With creative, resourceful responses to the pandemic, apparel supply chain leaders are ensuring that consumers are able to buy the goods they need, while also maintaining the health and safety of both consumers and their supply chain network.
Moreover, the lessons from these challenging times are helping manufacturers and retailers to make their supply chains more resilient. The second wave might be no less surprising, but the right plans are keeping it from causing as much disruption.
Our interactions as part of this feature are a classic example of—how adopting new processes for managing customer relationships and improving product sales all in one place, along with effective prioritisation of data and utilisation of channel partners—is helping fashion companies increase market share following demand surge.
Fashion on demand is a new trend to watch and executives say they are already switching to made-to-order production cycles. The result is a reduced level of overstock and less clothing that ends in landfill.
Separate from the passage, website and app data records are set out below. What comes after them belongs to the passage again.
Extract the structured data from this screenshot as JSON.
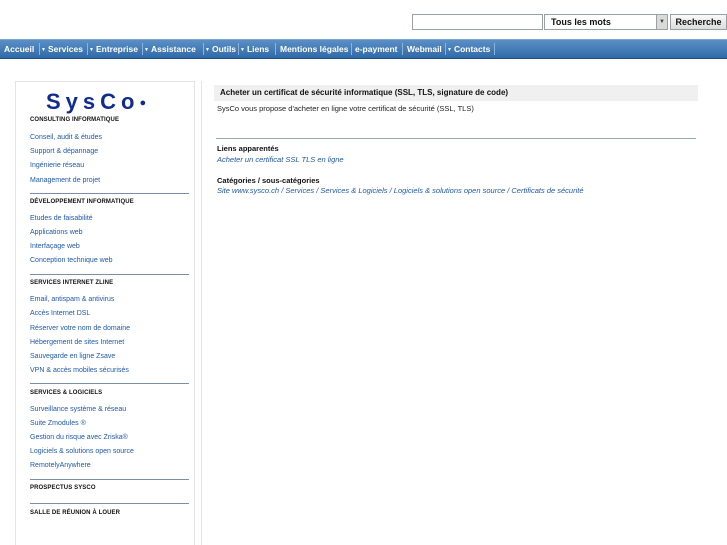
{
  "search": {
    "value": "",
    "mode": "Tous les mots",
    "button_label": "Recherche"
  },
  "nav": [
    {
      "label": "Accueil",
      "arrow": false
    },
    {
      "label": "Services",
      "arrow": true
    },
    {
      "label": "Entreprise",
      "arrow": true
    },
    {
      "label": "Assistance",
      "arrow": true
    },
    {
      "label": "Outils",
      "arrow": true
    },
    {
      "label": "Liens",
      "arrow": true
    },
    {
      "label": "Mentions légales",
      "arrow": false
    },
    {
      "label": "e-payment",
      "arrow": false
    },
    {
      "label": "Webmail",
      "arrow": false
    },
    {
      "label": "Contacts",
      "arrow": true
    }
  ],
  "sidebar": {
    "logo": "SysCo",
    "sections": [
      {
        "title": "Consulting informatique",
        "links": [
          "Conseil, audit & études",
          "Support & dépannage",
          "Ingénierie réseau",
          "Management de projet"
        ]
      },
      {
        "title": "Développement informatique",
        "links": [
          "Etudes de faisabilité",
          "Applications web",
          "Interfaçage web",
          "Conception technique web"
        ]
      },
      {
        "title": "Services Internet Zline",
        "links": [
          "Email, antispam & antivirus",
          "Accès Internet DSL",
          "Réserver votre nom de domaine",
          "Hébergement de sites Internet",
          "Sauvegarde en ligne Zsave",
          "VPN & accès mobiles sécurisés"
        ]
      },
      {
        "title": "Services & Logiciels",
        "links": [
          "Surveillance système & réseau",
          "Suite Zmodules ®",
          "Gestion du risque avec Zriska®",
          "Logiciels & solutions open source",
          "RemotelyAnywhere"
        ]
      },
      {
        "title": "Prospectus SysCo",
        "links": []
      },
      {
        "title": "Salle de réunion à louer",
        "links": []
      }
    ]
  },
  "main": {
    "title": "Acheter un certificat de sécurité informatique (SSL, TLS, signature de code)",
    "intro": "SysCo vous propose d'acheter en ligne votre certificat de sécurité (SSL, TLS)",
    "related_heading": "Liens apparentés",
    "related_link": "Acheter un certificat SSL TLS en ligne",
    "categories_heading": "Catégories / sous-catégories",
    "breadcrumb": [
      "Site www.sysco.ch",
      "Services",
      "Services & Logiciels",
      "Logiciels & solutions open source",
      "Certificats de sécurité"
    ]
  },
  "colors": {
    "nav_background": "#2f6aa8",
    "link": "#1f58a6",
    "logo": "#0f2d8f"
  }
}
In fact, lately, executives have noticed an increase in the importance of the small-batch production cycles. New technologies, analytics are becoming a solution for companies to quickly source and develop products, shorten production timelines and streamline distribution.
As people become increasingly “impatient”, shortening lead times is the key to ensure delivery with optimum timing. Managers say their companies have taken a step further to develop the entire process “in-house” to increase speed and supply chain efficiency. Things like materials sourcing, creative and technical design, samples, production and shipping are happening under the same roof. And enabling everything to run smoothly, all the teams have real-time flow of information to ensure everyone has access to the same data and the same version of the latest products.
Our society has never had a bigger need for effective supply chains, transformative technologies, and the people that make these complex systems work seamlessly. In such critical times, continuity and resiliency of supply chains become essential towards maintaining some semblance of normalcy for people and businesses alike.
Organisations must therefore strive to strike the right balance between efficiency and resiliency to satisfy customer requirements. ‘COVIDity’, which we may define as the unease that we all feel living in the new normal, is here to stay but leading companies that demonstrate agility and embrace innovation in this ever-changing world are going to pave the way towards a new future.
The coronavirus might linger on for many years, but effective e-commerce and hybrid fulfilment methods will help propel the retail industry forward and help retailers weather such storms now and in the future.